___ Records shown ___
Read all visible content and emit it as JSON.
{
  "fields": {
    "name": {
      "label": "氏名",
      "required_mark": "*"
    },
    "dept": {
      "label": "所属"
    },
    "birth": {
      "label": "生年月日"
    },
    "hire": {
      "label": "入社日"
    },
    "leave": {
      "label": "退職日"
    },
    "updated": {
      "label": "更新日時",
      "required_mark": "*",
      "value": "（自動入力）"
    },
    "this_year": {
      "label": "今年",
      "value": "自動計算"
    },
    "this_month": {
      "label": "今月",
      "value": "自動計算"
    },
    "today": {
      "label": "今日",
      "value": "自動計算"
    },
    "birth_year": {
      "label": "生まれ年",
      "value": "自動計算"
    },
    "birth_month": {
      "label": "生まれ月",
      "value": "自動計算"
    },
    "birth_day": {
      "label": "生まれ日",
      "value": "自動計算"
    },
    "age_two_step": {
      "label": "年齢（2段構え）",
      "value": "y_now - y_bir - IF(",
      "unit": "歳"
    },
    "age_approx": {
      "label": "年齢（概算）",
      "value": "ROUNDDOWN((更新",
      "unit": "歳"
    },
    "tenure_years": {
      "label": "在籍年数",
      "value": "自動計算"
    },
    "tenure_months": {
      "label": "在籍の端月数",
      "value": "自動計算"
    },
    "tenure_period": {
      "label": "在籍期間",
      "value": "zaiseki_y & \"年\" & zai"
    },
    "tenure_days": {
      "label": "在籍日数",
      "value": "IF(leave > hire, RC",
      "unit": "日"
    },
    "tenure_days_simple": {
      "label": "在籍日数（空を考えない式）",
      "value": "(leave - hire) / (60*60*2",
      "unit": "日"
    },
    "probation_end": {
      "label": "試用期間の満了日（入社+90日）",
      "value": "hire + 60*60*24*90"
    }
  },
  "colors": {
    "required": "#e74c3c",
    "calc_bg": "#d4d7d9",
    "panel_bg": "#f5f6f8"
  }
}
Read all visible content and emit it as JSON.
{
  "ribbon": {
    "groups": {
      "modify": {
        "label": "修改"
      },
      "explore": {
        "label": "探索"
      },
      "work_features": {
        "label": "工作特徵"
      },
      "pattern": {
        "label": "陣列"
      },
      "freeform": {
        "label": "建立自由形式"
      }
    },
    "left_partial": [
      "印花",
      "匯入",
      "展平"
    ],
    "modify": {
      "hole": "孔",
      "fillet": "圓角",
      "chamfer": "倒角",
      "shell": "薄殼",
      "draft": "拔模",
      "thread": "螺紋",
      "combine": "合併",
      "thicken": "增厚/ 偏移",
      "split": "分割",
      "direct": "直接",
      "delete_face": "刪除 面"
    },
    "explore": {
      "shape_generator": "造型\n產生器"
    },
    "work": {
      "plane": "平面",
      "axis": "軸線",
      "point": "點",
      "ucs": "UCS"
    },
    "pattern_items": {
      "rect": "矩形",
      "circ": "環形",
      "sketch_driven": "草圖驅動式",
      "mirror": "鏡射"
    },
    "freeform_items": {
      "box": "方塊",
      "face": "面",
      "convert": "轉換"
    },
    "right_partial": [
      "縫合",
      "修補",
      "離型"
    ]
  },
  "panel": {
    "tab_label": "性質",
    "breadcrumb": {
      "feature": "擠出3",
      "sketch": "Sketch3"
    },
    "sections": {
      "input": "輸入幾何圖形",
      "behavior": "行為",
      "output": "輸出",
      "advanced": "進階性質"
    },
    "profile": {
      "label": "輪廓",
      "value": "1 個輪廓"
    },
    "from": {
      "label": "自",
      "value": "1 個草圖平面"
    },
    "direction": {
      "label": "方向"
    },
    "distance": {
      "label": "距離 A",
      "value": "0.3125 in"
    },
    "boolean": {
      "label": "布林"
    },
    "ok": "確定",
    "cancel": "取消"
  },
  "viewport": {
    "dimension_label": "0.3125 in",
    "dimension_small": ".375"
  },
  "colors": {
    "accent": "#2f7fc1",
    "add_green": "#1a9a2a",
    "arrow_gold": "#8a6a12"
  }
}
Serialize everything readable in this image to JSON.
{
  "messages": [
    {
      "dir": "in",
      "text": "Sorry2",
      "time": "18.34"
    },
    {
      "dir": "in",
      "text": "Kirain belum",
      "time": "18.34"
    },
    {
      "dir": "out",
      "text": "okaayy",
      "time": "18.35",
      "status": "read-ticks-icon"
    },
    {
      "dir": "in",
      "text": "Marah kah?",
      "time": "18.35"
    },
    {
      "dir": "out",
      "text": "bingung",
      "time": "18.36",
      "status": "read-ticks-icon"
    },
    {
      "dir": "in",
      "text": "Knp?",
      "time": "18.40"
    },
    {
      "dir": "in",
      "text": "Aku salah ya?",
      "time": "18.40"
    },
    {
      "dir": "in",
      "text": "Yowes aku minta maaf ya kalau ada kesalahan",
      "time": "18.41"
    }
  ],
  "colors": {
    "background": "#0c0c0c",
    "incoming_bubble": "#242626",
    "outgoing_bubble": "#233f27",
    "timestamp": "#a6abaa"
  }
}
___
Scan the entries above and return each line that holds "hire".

    "hire": {
      "value": "IF(leave > hire, RC",
      "value": "(leave - hire) / (60*60*2",
      "value": "hire + 60*60*24*90"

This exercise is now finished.